After completing my four-year degree at North Dakota State University, I moved to Iowa to sell livestock feed. My time in Iowa was educational and fun, but after a few years I moved back to North Dakota to be closer to family.

Fargo has been my home for many years and it has been a memorable experience. But ever since I moved away from my home ranch, I longed to go back. Now I have that opportunity and I will be moving back to central North Dakota this summer.

My love for agriculture never seems to end. Every night, we sit at our table and discuss what type of foods we are eating and what farmer produced it for us. It is important our youth know where their food comes from. That’s one reason I love my job at NDFB. I get to teach kids how farmers and ranchers put food on their tables.

The ability to educate the world about the nutritional foods farmers and ranchers provide should be a part of our everyday lives. I’m excited to have the opportunity to advocate for agriculture. 

 

 

Off the Path in Oliver County

Because we have such a talented group of people on our staff, and they get into all kinds of fun adventures, My NDFB Life is expanding to include posts from other staff members.
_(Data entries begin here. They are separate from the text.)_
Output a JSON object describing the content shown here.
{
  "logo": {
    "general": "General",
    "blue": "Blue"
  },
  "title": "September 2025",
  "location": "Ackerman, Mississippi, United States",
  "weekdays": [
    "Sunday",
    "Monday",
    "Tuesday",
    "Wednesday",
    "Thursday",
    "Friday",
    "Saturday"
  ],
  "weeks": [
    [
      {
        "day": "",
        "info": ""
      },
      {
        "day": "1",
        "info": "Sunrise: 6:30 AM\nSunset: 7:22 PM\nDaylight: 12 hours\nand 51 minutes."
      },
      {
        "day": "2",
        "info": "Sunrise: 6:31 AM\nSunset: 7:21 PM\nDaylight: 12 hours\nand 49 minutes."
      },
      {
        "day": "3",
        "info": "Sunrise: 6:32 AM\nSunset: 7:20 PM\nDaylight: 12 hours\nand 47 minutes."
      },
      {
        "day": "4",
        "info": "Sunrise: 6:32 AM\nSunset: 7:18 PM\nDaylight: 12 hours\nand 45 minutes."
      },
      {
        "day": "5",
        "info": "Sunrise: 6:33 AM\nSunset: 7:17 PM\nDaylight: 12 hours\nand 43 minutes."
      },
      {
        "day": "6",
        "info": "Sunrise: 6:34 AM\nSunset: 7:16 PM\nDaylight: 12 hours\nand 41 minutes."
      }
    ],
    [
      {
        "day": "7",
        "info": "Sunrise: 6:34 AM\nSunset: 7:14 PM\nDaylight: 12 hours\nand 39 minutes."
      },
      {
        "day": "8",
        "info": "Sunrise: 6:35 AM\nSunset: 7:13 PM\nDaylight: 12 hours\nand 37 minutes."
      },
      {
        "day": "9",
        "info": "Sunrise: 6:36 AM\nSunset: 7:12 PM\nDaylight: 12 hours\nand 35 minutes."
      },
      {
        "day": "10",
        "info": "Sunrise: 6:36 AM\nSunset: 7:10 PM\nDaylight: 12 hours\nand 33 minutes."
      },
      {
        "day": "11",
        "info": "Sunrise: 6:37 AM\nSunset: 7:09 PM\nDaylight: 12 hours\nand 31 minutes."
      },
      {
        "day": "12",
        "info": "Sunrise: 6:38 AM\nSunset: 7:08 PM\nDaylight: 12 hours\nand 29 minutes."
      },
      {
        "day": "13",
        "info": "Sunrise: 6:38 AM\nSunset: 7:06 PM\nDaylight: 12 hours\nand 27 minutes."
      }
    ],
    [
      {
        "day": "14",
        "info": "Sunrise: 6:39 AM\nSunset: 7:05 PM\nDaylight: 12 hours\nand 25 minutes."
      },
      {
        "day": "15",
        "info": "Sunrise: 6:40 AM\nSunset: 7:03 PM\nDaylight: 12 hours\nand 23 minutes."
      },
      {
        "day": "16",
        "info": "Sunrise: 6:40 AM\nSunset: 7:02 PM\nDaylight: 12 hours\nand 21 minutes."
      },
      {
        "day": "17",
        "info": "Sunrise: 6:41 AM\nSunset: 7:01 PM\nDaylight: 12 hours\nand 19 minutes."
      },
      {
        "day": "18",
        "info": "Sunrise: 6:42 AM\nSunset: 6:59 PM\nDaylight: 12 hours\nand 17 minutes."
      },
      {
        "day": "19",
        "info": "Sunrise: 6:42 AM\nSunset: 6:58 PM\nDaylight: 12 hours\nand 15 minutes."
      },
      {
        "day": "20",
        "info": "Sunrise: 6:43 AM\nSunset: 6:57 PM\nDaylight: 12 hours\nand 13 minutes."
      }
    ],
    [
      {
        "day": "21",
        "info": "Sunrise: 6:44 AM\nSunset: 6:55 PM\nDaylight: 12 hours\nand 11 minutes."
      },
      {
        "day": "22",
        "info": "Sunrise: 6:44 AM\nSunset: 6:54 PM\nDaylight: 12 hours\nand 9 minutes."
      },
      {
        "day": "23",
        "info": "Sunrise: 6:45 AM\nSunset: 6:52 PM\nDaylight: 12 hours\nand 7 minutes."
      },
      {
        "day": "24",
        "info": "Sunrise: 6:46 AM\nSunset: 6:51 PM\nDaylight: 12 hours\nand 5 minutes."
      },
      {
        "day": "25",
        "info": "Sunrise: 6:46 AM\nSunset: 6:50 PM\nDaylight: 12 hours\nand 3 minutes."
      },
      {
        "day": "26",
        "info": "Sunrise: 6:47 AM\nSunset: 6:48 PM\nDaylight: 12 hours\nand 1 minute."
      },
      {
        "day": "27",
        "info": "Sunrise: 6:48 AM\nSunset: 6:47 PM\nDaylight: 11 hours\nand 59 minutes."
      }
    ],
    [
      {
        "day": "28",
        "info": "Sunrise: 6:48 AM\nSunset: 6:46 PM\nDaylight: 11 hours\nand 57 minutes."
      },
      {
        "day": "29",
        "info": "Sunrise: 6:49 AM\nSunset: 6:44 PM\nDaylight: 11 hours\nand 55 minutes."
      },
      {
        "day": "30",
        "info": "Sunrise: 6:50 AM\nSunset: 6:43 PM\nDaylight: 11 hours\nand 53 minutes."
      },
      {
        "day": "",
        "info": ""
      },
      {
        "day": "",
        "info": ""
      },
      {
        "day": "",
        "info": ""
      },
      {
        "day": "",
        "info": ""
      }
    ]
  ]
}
Aryel Smith is the Southwest Field Representative and had an opportunity to visit an elk farm not too long ago. Enjoy! – Dawn

Most adventures are better when you go off the beaten path. Luckily for those interested in visiting the Red Butte Wapiti Ranch, GPS programs often struggle to get you there on the first try. This is only fitting when you are stopping in to see one of the few elk ranches left in North Dakota.

Located in Oliver County, Dwight and Roberta Grosz’s herd alone is about 10% of all the elk raised in the Peace Garden State. However, the size of his operation does not stop the Grosz Family from knowing each one of their elk personally. Dwight can tell you if a bull or cow, male and female elk, respectively, has a scar or mark on their body. He can explain why it happened and how they cared for the elk.

Dwight Grosz

This cow was bottle fed as a calf by one of the Grosz children and endearingly named Sapphire. She is a lover of hugs, rubs, attention and selfies. I met and spent time with her and a few of the other cows holding a special place in this family’s heart.

Elk Selfie

So, the next time you find yourself lost in the Southwestern part of the state, flustered that you cannot seem to find your way, take a breath and look around. If you are lucky, you might just stumble upon something pretty unique, like and elk that poses for a selfie.

Dog smiles

Oh the jewels you find when you go out on interviews! Yesterday, my colleague Lisa and I interviewed Sara Hatlewick about being a finalist in the Miss American Angus competition. After the interview, we followed her around a little while she did chores.

Today, while sorting through the footage, I came across this gem: Sarah’s dog smiling for the camera.

I was laughing about the fact that the dog’s tail hit the camera, not about the smile. I didn’t realize she smiled until I reviewed the footage.

I laughed out loud when I saw it, and knew I just had to share it with you! I hope it brings a smile to your face too!